You Got A New Job! Now What? Here's What!

We talk so much about what to do if you are looking for work, but what about after you get the job?

Consider these 5 actions to take after accepting your new position.

1. Give thanks. Someone, somehow helped you get this new job. Thank her. Thank them. Thank them profusely. Make them proud of you and ecstatic to be part of your "team". Except for a little bit of your time, it doesn't cost anything to make someone feel really good about helping you. Giving those helpers a lot of public credit and praise will encourage others to do even more for you the next time you need a helping hand.

2. Give back. You got the job; now help someone else do the same thing. There are many people out there looking for work as well. Help one of them with a reference, lead, or insight. Just like giving thanks, giving help is always a high return investment. Do it enough and someday you may find yourself on the receiving end of the help boomerang when you need it most.

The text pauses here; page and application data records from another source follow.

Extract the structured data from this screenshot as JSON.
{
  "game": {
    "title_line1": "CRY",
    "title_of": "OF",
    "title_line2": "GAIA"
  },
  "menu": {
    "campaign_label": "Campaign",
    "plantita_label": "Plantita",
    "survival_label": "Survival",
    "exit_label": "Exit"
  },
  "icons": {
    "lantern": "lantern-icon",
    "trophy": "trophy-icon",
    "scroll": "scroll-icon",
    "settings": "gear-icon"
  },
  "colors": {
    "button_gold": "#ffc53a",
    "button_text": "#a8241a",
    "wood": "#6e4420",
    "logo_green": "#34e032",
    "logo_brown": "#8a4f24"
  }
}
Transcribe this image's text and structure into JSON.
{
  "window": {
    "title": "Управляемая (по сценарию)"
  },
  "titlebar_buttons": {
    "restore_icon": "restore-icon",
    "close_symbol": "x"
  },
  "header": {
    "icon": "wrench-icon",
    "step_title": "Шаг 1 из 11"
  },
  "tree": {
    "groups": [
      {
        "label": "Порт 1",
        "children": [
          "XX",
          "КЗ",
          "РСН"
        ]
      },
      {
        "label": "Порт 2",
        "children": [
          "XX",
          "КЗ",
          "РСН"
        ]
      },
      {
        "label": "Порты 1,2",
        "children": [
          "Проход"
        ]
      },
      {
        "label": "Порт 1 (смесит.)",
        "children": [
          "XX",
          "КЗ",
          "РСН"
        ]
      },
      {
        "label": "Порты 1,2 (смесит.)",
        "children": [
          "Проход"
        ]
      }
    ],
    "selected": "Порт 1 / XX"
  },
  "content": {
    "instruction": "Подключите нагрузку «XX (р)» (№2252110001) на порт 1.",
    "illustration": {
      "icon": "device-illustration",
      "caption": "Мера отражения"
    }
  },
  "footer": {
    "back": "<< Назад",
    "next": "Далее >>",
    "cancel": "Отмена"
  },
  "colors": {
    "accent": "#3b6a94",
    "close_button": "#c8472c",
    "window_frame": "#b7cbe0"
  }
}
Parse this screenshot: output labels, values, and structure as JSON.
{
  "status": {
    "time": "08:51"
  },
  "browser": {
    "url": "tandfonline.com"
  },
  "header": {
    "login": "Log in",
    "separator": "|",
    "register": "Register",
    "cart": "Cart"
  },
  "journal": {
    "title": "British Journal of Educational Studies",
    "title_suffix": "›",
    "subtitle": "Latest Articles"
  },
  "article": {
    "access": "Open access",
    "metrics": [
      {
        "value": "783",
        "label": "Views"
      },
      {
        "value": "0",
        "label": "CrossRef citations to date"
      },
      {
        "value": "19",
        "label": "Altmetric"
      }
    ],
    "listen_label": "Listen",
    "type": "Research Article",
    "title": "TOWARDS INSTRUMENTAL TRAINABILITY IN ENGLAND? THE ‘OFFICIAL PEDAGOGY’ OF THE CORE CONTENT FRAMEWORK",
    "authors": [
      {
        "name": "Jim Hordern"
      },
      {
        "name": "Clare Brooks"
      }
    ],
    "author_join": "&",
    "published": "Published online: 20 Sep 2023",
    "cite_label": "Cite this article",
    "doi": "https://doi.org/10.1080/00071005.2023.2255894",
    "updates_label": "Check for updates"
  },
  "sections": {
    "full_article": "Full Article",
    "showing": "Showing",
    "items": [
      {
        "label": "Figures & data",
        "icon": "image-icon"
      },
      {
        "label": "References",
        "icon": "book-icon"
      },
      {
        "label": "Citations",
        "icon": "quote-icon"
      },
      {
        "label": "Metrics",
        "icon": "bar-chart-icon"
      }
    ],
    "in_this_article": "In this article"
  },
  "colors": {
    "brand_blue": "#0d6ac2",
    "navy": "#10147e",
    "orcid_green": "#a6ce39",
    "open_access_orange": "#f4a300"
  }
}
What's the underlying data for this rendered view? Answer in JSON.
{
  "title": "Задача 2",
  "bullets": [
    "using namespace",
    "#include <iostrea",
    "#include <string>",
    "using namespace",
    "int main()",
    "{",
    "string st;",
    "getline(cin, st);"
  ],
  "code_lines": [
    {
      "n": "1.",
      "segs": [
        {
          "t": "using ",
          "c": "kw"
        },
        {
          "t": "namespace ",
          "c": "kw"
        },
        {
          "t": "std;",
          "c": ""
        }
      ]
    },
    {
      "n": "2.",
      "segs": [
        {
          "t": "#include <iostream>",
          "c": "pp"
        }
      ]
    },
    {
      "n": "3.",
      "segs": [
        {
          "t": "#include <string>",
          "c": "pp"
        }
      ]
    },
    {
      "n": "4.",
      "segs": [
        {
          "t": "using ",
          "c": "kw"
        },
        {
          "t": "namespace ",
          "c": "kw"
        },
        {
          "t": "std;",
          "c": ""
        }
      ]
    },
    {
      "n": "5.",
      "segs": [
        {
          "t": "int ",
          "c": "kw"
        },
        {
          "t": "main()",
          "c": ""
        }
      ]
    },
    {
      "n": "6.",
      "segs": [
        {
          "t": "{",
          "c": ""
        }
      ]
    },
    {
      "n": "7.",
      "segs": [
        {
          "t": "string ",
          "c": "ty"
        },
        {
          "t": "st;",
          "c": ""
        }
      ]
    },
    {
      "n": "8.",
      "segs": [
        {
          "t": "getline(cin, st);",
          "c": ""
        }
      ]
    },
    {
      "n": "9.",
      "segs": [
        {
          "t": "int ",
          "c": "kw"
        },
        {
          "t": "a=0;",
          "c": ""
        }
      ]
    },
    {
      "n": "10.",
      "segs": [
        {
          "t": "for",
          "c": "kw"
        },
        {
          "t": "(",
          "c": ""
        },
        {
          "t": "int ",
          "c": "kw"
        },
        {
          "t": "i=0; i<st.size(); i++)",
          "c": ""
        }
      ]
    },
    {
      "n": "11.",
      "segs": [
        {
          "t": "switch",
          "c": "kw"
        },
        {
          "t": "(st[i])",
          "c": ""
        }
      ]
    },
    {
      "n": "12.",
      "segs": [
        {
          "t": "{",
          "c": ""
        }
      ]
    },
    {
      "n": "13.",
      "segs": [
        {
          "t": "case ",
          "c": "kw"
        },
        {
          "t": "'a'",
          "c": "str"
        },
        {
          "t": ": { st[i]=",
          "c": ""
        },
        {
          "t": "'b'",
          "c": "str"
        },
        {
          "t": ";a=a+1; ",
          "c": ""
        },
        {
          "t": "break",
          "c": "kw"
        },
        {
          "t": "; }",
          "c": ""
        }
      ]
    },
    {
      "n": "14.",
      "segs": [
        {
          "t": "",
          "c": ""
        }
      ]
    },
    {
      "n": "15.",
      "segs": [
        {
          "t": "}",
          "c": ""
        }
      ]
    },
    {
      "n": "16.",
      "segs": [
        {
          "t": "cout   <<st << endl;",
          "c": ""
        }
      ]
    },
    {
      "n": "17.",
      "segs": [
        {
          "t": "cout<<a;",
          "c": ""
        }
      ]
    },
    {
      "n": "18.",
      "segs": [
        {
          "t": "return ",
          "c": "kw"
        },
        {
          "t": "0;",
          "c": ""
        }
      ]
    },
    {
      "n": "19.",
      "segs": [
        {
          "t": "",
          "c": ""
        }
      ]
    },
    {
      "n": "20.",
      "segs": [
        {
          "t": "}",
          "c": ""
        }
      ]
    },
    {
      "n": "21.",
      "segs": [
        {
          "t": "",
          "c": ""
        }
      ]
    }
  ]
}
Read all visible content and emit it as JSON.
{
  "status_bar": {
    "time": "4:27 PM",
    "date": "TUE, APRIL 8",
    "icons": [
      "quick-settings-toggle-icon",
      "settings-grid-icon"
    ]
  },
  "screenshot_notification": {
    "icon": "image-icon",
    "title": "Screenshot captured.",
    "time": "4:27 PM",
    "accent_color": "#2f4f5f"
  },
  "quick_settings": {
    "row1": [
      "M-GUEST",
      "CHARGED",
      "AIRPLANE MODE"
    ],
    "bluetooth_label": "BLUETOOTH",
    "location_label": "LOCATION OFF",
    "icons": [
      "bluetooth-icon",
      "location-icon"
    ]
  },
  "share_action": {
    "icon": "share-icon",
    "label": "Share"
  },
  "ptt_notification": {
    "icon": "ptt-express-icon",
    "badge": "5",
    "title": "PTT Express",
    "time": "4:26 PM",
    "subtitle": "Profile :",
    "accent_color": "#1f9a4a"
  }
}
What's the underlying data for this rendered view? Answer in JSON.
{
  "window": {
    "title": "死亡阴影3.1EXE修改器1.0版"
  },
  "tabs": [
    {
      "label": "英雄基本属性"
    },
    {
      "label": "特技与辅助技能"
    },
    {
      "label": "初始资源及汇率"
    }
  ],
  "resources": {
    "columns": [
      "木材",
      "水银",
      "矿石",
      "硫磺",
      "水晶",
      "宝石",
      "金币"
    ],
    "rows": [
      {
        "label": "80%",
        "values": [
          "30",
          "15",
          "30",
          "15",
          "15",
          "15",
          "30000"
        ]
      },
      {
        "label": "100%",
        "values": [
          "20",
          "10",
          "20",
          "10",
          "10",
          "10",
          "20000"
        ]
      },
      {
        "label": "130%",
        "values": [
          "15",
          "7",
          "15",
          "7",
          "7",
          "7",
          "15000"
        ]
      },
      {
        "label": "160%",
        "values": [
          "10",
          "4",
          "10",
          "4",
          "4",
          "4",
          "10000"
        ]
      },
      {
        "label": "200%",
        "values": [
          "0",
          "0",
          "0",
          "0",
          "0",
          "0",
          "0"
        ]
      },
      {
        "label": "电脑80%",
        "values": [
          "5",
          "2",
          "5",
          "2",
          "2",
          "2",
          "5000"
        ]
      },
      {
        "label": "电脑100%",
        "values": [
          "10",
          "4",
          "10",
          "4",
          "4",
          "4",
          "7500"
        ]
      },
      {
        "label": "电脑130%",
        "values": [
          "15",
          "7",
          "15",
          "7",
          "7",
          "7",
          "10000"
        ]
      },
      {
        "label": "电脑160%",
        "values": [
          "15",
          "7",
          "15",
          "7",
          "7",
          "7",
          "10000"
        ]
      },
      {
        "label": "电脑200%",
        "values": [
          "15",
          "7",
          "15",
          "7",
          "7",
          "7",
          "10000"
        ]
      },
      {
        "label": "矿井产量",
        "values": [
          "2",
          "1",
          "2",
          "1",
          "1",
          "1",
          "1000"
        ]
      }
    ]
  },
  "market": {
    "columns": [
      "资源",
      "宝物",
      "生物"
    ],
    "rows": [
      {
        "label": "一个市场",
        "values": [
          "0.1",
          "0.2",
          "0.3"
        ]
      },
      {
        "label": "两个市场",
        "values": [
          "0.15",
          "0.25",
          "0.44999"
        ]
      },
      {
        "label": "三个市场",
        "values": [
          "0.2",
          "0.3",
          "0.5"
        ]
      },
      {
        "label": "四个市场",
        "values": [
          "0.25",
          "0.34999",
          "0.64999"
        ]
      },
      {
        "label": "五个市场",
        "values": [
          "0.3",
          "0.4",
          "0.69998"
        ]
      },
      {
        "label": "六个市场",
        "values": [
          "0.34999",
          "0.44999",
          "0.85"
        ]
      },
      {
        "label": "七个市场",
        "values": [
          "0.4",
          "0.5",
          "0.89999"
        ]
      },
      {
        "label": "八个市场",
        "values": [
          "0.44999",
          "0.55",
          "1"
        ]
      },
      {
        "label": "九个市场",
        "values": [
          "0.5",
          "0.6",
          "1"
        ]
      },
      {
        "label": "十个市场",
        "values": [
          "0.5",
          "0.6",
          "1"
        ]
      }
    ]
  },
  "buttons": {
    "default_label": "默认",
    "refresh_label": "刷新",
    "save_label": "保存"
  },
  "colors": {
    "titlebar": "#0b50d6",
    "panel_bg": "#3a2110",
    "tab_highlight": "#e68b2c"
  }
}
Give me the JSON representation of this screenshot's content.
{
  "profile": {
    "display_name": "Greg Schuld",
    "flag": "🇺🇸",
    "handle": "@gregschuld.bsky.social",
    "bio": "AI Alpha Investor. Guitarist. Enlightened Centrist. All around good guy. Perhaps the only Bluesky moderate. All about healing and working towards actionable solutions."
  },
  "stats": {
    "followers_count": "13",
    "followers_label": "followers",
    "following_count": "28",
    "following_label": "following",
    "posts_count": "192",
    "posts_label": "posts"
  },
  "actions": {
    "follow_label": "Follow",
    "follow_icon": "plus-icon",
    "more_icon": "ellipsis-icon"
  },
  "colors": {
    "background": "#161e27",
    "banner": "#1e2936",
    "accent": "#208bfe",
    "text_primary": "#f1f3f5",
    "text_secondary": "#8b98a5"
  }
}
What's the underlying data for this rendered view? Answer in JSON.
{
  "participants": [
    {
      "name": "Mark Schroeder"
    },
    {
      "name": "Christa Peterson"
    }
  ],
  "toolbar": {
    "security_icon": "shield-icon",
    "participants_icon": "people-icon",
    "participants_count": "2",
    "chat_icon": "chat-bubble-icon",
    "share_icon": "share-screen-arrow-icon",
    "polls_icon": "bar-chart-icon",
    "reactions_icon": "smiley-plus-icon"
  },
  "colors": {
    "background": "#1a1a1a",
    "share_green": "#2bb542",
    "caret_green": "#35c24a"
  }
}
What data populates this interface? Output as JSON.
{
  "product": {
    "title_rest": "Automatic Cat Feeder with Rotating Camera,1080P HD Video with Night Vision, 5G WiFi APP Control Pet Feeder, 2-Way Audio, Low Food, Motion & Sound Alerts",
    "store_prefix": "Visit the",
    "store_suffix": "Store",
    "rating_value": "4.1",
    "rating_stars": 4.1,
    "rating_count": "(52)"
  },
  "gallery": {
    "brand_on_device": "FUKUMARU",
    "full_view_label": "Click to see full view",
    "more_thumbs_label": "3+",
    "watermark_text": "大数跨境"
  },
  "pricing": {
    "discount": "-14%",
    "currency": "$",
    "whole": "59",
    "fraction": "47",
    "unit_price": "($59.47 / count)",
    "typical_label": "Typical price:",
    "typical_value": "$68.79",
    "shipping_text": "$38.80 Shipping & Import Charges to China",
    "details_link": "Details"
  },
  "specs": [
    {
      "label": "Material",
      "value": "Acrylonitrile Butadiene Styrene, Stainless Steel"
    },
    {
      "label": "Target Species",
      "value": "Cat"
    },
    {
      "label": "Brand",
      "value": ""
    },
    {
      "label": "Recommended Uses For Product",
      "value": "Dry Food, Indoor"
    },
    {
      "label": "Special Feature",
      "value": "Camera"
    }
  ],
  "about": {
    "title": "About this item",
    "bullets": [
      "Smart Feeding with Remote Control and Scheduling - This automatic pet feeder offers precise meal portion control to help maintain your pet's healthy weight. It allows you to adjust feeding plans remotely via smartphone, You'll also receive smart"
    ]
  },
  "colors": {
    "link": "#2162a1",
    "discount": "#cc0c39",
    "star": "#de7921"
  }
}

3. Network. "What do you mean network? I already have a new job." Yes, but over the last several years we learned that many people 1) didn't have a professional network, 2) didn't understand what it meant to have a professional network, and 3) didn't know how to network. (They thought calling your friends and asking for a job was networking. No, that is called begging your friends to job hunt for you.) Build professional relationships now. Actively seek to meet new people, stay in touch with past co-workers and peers, and help them be successful in their endeavors. Help others do well and they will come back to help you someday.

4. Become more valuable. Here are two (of many) reasons why millions of good people have struggled to find meaningful work since 2008: 1) their current skills don't match current job openings, and 2) companies found cheap, new technology that allowed them to maintain production with fewer humans. You have got to learn something that is valuable.

Want to become invaluable? You've got to learn something that is valuable. Simply answering a phone isn't a very valuable skill. However, knowing how to fix the machine that answers the phone is valuable work. So is making a sale after answering the phone!

5. Start planning now for the next big problem. There will always be one. Right before the Great Recession, 13 million people were doing just fine, and through no fault of their own, lost their job without any real warning. Many of them were caught off guard. Were you one of them? Even if you weren't, don't let yourself be put in that position. What should you do to strengthen your economic safety? Here are a few of my favorites: get more formal education, learn a new high demand work skill, pay off your debt, clean up your credit report and grow your score, and create a written back up plan.